The hard part of the job is often where the most important learning needs are, but until we ask, we often are told what people think we should be building learning exercises around, instead of those places where the real pain points are on the job.

Steve Flowers

The question volley really depends on the type of solution. Here are the six questions (with several sub-questions)  we ask for compliance training:

  • What is the overarching goal of this solution? In other words, when all is said and done, what exactly do you want the learner to do?
  • What is the organizational policy regarding this goal? Is this driven by internal / external mandate?
  • Think about the newest member to the organization. What does this newest member need to know about this topic or goal to align with the organization's objective? Are we building for novices, experts, or somewhere in between?
  • What are the consequences of not performing to standard? What are the rewards for performing to standard?
  • How does this topic / goal relate to the organization's core values and vision?
  • What scenarios or real-life case studies best illustrate proper and improper adherence to policies or rules associated with this goal or topic?

The last question leads into some storytelling exploration. The real value of the SME's knowledge isn't so much in their response to simple yes or no queries or challenges for facts. The real value is in their stories.
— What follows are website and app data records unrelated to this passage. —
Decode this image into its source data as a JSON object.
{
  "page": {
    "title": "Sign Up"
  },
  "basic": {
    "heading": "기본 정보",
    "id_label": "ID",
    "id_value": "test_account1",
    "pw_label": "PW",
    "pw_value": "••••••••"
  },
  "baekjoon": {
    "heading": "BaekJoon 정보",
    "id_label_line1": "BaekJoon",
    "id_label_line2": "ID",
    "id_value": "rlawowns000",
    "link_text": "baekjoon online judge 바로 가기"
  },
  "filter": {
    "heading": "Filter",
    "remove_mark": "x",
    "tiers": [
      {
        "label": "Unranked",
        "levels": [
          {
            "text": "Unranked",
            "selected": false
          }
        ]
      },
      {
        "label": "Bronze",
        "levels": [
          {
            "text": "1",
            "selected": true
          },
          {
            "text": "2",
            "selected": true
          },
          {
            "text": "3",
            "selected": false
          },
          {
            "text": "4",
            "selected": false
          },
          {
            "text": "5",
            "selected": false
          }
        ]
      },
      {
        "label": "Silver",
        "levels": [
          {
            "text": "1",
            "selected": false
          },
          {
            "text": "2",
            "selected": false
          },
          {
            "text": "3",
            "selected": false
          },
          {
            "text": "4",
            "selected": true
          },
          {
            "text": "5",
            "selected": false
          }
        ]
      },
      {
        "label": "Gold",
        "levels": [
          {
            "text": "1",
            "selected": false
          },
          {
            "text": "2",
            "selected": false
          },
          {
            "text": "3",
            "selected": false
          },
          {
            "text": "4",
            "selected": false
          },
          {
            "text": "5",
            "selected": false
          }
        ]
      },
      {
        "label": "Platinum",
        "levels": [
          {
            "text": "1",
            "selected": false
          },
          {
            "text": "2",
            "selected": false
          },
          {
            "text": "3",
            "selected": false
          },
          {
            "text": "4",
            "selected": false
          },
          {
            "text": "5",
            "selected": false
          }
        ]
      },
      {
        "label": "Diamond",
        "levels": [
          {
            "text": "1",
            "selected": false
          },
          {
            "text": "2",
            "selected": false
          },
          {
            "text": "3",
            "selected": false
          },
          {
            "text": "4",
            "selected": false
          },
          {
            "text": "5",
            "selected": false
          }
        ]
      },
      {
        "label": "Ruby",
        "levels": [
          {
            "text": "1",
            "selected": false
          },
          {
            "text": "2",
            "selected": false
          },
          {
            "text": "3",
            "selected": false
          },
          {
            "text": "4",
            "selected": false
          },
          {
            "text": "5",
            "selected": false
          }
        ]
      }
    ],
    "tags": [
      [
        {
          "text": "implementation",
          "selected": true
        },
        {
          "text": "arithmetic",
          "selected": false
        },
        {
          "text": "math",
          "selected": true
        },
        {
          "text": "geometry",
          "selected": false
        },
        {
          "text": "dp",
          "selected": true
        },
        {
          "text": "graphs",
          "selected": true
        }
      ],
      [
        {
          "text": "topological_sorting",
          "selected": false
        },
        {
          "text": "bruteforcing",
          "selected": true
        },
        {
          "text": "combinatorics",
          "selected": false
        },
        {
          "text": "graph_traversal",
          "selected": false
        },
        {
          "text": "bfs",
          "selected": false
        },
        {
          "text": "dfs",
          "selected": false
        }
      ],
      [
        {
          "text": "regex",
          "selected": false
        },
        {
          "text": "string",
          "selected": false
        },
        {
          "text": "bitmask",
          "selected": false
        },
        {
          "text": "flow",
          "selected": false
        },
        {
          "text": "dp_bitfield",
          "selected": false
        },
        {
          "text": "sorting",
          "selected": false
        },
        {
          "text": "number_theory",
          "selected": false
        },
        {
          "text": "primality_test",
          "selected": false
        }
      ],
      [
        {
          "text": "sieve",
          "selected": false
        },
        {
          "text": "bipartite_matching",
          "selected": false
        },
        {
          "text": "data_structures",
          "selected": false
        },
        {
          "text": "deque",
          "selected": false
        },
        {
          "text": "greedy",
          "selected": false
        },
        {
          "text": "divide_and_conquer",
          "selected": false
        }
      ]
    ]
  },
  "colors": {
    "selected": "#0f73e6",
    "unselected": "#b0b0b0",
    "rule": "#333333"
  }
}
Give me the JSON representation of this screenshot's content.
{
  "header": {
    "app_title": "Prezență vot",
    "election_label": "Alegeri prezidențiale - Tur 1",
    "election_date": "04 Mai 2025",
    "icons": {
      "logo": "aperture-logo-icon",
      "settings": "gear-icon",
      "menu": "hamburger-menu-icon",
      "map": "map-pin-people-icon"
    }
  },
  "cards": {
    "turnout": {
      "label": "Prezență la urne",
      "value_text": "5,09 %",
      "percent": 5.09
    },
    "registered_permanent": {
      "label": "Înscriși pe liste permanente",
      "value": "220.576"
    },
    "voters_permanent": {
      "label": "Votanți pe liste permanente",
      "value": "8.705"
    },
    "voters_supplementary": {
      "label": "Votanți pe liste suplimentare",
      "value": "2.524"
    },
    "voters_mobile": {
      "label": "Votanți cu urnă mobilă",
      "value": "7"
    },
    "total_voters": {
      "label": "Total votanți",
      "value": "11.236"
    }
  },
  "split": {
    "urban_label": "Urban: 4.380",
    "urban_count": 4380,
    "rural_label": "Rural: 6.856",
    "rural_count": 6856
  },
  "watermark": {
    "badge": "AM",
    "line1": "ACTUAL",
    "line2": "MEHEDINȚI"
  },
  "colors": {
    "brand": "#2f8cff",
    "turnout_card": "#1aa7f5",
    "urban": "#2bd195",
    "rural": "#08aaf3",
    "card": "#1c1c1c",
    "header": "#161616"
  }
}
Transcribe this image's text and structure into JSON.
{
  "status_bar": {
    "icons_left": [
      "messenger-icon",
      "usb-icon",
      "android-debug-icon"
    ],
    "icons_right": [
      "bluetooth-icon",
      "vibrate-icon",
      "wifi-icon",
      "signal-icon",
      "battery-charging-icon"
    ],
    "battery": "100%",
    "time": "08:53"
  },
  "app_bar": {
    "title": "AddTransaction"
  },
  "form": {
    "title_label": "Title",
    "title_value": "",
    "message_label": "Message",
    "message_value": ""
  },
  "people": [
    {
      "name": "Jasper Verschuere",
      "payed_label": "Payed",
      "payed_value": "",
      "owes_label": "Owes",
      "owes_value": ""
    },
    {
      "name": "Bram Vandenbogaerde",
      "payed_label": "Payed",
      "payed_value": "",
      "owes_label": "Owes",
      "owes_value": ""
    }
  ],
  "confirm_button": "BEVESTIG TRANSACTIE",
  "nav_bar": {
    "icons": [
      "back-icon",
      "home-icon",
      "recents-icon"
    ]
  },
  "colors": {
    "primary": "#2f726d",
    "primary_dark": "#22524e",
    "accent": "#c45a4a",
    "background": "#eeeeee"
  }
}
Ulises Musseb

We use Competency-based and behavioral interviewing in our organization with everything that requires interviewing. The questions in the model are very specific and based on past experiences handling different projects and/or situations.

Sometimes we ask them to present on a given project, and we ask about their role in it, their level of involvement, and challenges they faced. We don't care much about the presentation skills (unless the job involves facilitation, of course). We've had people who talked about projects that they didn't work on. Which is why...

I ask questions based on our competency model, but the body language, the way they answer the questions and the level of specificity that they have when addressing situations and approach is more telling.

One of my strengths is having a very sharp nonsense detector. I can clearly tell when an answer is scripted, when a story is rehearsed, and/or when they are making things up as they go along. In fact, a person has a better chance with me if he/she states that they have never faced a certain situation I pose, or stating what they would do if they were, than trying to give the answer they think we want to hear.